In 1869 he became the headmaster at the University of the South at Sewanee, Tennessee. The trustees expected him to raise money, recruit students, teach classes, supervise construction of buildings, and run the school. While he struggled to keep the school financially afloat, his health failed, and trustees blamed him for the school's difficulties. When the trustees moved to fire him in July 1878, he was elected president of the University of Alabama in Tuscaloosa, and he left Sewanee. On February 23, 1879, he suffered a massive stroke from which he never fully recovered. When he resigned the university presidency in July 1879, the trustees created the post of university librarian for him. His health steadily declined, and he died in Tuscaloosa on May 15, 1883.
Although the Confederate Army was frequently short of food and clothing, Josiah Gorgas's remarkable management of the ordnance
bureau meant that the army did not lack munitions. He was widely regarded as the most able administrator in the Confederate
government. Gorgas's eldest son, William Crawford, achieved even greater fame than his father. As chief sanitary officer for
the United States in Panama, he improved health conditions there, and his work made possible the successful construction of
the Panama Canal. William Crawford Gorgas also worked to improve sanitation and health conditions in Africa, Europe, and Central

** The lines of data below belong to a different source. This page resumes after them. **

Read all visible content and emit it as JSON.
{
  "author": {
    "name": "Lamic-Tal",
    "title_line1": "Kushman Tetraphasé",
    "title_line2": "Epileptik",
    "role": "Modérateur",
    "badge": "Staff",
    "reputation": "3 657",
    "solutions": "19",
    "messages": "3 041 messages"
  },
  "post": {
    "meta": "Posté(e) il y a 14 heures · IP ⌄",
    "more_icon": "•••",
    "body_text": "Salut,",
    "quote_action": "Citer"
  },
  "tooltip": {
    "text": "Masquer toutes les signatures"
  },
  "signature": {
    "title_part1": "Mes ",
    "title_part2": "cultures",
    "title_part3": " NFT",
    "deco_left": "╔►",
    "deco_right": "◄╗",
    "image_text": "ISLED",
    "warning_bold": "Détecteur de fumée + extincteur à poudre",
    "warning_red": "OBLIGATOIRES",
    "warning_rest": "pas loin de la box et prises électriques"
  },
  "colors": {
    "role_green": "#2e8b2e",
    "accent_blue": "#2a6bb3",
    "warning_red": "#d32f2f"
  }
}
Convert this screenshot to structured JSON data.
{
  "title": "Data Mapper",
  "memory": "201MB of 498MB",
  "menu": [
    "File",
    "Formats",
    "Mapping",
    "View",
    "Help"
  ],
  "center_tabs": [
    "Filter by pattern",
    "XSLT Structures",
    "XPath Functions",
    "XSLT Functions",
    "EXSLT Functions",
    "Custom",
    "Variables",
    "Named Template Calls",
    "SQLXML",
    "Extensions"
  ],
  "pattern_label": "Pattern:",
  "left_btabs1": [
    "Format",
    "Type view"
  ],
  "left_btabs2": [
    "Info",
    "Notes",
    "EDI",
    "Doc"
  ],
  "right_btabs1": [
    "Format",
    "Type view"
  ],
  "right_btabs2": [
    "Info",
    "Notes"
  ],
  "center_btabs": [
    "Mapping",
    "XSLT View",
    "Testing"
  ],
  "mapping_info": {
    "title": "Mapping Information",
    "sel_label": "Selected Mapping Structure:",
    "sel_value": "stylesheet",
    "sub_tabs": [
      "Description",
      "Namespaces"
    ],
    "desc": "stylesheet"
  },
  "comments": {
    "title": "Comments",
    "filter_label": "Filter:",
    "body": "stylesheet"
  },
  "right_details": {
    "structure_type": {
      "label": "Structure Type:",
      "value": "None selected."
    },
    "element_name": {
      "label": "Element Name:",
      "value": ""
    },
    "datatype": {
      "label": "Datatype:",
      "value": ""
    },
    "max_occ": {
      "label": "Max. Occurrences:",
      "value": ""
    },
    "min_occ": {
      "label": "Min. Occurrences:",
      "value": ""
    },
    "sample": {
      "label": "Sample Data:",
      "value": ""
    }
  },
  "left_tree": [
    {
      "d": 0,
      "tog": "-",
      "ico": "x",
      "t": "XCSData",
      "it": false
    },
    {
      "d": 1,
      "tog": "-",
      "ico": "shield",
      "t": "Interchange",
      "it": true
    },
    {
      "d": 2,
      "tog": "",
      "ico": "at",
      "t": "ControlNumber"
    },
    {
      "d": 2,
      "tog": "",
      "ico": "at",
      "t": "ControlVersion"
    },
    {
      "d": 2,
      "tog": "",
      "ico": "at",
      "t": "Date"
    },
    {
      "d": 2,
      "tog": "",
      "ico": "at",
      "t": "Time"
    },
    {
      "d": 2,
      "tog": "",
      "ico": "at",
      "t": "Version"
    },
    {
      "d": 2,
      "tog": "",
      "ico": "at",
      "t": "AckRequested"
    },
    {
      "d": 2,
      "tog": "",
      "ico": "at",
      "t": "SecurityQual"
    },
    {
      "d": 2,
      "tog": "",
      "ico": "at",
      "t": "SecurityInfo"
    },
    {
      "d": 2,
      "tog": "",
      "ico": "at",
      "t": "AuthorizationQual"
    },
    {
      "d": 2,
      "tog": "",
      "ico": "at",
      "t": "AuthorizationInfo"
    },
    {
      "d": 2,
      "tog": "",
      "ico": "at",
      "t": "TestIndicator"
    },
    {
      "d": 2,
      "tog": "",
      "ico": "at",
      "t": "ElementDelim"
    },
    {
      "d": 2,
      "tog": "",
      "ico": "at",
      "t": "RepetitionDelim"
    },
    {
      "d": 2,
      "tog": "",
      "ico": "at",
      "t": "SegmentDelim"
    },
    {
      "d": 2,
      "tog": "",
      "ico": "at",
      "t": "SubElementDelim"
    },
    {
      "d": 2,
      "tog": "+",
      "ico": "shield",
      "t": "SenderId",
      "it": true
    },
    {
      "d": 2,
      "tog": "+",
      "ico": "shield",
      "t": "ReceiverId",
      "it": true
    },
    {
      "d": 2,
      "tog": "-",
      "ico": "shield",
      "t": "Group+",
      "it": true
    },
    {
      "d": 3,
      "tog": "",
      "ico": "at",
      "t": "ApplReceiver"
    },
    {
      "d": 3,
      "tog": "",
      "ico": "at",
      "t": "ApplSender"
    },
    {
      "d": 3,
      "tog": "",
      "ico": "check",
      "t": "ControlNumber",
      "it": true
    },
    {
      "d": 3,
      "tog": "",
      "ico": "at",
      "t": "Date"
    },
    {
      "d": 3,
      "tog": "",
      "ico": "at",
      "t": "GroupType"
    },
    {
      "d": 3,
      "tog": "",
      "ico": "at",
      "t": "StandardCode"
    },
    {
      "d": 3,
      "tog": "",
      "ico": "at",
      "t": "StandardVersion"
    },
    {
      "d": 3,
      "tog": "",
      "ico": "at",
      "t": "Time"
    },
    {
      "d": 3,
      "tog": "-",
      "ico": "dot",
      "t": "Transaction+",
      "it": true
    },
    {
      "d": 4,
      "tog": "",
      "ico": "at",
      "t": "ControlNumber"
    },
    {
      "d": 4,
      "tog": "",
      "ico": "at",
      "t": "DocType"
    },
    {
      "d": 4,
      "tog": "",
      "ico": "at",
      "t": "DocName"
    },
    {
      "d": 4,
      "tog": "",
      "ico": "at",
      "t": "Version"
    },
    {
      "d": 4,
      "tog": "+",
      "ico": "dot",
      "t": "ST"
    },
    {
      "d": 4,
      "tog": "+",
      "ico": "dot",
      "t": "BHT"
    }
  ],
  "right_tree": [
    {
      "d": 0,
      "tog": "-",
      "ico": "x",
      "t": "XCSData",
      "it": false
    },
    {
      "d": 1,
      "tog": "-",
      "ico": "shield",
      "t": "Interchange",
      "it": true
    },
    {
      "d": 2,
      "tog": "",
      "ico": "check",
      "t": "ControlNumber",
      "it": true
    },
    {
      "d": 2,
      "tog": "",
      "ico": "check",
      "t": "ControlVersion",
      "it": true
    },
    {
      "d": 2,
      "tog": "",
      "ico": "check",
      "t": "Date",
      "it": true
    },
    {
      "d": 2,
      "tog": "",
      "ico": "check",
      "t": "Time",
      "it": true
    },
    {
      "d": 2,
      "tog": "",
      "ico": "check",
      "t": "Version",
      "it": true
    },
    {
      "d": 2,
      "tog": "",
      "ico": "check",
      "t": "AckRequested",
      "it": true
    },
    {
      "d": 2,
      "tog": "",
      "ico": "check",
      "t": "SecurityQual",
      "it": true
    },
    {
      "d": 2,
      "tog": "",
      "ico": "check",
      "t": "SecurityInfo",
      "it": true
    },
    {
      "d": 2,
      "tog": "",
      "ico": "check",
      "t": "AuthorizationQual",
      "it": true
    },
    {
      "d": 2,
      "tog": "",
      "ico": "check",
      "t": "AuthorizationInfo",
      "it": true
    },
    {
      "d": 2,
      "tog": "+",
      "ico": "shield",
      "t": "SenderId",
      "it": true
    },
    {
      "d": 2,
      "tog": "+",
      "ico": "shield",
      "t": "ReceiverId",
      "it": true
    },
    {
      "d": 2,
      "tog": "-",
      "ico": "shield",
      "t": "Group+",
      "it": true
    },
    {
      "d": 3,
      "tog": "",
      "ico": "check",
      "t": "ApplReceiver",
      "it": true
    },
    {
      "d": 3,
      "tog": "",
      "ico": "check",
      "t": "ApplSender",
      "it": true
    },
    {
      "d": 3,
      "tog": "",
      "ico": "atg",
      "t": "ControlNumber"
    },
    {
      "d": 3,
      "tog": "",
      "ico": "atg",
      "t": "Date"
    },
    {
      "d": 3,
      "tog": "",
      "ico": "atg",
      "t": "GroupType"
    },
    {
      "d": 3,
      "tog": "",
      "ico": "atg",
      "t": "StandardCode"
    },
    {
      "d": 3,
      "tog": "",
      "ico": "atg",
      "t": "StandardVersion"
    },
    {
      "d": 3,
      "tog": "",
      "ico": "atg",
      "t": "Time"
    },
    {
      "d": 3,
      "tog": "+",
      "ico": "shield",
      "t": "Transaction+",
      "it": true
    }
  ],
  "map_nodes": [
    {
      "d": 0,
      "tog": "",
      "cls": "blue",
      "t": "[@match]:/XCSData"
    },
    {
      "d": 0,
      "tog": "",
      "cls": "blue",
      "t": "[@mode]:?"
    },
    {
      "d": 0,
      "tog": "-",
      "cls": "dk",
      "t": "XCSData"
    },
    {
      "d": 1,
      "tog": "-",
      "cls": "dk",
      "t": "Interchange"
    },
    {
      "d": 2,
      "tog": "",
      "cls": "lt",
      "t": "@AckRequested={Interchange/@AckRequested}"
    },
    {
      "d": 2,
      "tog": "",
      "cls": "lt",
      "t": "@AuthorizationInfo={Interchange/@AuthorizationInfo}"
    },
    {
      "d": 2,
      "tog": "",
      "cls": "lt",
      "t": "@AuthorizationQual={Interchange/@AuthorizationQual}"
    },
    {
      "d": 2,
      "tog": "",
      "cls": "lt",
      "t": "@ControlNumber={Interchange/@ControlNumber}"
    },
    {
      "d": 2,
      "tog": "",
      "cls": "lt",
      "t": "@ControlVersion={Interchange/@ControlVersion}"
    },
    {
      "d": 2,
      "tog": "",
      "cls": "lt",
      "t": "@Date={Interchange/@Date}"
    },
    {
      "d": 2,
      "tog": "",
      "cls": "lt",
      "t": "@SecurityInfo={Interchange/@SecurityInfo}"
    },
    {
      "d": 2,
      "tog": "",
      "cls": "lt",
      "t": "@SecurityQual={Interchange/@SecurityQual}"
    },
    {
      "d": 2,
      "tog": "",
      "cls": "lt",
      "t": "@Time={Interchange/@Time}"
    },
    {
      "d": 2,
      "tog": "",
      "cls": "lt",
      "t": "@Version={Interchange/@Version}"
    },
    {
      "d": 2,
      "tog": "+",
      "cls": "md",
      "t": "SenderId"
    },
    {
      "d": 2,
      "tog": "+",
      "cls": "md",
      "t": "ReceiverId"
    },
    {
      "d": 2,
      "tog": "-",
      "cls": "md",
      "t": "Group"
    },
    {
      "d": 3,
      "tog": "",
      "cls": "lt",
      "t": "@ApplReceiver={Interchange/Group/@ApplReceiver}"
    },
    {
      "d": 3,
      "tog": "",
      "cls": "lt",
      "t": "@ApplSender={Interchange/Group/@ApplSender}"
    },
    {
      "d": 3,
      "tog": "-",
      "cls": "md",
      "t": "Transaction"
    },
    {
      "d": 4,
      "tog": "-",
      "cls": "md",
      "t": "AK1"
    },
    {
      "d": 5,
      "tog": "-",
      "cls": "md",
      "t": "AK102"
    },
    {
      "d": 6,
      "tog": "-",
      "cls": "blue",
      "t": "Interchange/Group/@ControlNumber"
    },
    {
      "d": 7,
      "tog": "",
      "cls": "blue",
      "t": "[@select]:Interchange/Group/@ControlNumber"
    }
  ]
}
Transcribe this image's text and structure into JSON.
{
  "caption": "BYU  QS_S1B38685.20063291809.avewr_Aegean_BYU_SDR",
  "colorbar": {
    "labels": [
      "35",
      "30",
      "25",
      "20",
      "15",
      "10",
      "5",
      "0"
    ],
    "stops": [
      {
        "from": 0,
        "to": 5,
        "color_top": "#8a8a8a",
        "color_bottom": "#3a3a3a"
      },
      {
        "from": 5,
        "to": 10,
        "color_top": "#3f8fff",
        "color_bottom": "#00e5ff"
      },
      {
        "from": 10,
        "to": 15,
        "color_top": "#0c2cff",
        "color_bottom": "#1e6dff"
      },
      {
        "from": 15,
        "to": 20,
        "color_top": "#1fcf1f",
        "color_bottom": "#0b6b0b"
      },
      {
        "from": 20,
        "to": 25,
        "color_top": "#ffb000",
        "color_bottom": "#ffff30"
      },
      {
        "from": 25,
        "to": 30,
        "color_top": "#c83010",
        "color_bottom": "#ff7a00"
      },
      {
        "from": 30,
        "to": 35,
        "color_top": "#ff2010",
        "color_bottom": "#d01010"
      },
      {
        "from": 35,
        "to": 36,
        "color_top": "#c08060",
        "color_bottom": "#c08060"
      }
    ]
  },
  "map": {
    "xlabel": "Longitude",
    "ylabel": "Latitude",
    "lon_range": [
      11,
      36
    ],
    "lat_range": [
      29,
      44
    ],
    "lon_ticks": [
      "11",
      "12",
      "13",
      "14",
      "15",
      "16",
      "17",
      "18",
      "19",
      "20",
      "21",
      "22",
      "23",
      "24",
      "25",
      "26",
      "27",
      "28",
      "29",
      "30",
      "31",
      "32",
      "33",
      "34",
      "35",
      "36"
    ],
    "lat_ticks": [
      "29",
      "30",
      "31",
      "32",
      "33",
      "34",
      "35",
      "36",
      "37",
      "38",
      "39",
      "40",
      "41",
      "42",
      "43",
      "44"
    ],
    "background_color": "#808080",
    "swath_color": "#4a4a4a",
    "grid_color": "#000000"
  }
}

and South America.
Vandiver, Frank E. Ploughshares into Swords: Josiah Gorgas and Confederate Ordnance. Austin, Tex.: University of Texas Press, 1952.
Wiggins, Sarah Woolfolk. Love and Duty: Amelia and Josiah Gorgas and Their Family. Tuscaloosa, Ala.: University of Alabama Press, 2005.
Wiggins, Sarah Woolfolk, ed. The Journals of Josiah Gorgas, 1857–1878. Tuscaloosa, Ala.: University of Alabama Press, 1995.
Sarah Woolfolk Wiggins
University of Alabama
Published March 12, 2007
Last updated June 14, 2012